» AIM OF THE EXERCISE
For the word "with", find each line in the entries where it occurs and copy that line.

══════════

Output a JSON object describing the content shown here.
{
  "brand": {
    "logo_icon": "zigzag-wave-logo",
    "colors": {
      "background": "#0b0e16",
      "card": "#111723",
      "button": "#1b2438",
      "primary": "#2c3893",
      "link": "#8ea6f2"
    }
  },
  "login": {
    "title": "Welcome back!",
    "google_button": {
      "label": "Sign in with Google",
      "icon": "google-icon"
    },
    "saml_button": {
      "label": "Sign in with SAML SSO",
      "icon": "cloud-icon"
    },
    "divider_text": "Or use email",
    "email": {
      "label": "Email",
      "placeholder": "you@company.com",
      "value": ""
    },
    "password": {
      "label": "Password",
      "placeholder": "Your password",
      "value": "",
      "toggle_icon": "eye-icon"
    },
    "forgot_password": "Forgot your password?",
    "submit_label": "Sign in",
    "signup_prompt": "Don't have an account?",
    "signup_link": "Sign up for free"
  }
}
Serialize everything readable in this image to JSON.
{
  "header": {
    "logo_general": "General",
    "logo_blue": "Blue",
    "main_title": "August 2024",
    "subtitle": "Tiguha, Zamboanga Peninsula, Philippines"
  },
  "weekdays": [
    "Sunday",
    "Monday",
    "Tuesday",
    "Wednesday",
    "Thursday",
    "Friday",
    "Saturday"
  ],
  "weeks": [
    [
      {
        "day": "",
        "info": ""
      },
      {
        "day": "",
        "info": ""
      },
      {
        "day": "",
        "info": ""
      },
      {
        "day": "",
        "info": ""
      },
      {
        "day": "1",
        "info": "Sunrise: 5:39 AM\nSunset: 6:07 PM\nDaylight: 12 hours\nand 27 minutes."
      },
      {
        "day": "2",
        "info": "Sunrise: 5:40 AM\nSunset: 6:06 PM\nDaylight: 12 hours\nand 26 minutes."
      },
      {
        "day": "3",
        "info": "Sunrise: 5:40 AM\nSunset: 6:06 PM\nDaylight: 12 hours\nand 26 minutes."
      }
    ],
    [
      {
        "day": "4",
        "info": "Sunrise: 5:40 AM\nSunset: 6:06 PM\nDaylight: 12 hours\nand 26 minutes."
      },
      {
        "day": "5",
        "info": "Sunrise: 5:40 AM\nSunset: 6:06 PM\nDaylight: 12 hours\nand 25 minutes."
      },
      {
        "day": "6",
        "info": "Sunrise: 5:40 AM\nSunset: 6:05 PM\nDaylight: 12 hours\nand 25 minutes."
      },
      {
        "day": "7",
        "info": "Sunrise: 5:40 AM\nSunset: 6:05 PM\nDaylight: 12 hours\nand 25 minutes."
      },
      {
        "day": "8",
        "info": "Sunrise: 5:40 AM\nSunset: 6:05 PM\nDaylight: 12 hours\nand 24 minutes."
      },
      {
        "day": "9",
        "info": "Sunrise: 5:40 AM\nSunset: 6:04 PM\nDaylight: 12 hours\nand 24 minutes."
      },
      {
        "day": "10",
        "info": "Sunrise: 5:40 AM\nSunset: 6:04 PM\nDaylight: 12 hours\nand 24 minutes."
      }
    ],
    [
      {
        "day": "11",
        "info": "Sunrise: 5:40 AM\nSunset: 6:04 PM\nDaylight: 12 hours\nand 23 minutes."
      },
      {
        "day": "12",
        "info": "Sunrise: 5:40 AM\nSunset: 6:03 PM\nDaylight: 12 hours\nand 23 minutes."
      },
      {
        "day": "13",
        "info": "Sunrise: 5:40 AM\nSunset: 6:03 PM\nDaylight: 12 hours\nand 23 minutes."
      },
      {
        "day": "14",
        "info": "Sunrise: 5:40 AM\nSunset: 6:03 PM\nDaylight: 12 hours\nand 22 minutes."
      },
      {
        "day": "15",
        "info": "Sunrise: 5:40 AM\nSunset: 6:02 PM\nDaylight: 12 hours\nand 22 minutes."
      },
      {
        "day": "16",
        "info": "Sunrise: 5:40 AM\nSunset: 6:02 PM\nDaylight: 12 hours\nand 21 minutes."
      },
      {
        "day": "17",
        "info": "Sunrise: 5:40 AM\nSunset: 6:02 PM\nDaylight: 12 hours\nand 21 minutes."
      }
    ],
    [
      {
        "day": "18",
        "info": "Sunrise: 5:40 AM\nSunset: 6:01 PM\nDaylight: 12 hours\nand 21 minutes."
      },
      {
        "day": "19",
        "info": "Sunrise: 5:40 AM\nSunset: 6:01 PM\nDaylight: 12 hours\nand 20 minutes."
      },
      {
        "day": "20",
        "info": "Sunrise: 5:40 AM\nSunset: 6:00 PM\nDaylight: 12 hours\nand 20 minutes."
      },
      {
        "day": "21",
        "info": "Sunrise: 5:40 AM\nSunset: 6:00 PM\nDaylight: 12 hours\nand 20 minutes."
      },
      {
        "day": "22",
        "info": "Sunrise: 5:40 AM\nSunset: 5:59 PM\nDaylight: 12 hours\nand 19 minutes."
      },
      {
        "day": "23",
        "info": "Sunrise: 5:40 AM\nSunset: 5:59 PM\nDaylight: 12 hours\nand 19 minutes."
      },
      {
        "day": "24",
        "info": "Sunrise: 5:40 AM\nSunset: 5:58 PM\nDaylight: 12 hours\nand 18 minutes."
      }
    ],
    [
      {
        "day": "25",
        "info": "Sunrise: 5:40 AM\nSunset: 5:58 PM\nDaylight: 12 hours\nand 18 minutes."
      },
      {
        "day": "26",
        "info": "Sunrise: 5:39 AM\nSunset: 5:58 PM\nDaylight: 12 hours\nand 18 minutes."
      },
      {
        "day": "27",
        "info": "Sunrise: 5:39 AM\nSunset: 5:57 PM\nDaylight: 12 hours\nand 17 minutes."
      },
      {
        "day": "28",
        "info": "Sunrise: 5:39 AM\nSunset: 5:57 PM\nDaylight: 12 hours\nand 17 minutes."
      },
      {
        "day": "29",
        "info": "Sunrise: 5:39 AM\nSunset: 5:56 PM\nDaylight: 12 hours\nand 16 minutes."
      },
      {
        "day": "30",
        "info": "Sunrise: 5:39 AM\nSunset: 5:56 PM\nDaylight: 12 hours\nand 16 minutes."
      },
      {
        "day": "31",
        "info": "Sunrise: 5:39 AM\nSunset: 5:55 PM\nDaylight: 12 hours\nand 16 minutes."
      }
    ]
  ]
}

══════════

» TASK RESULT
      "label": "Sign in with Google",
      "label": "Sign in with SAML SSO",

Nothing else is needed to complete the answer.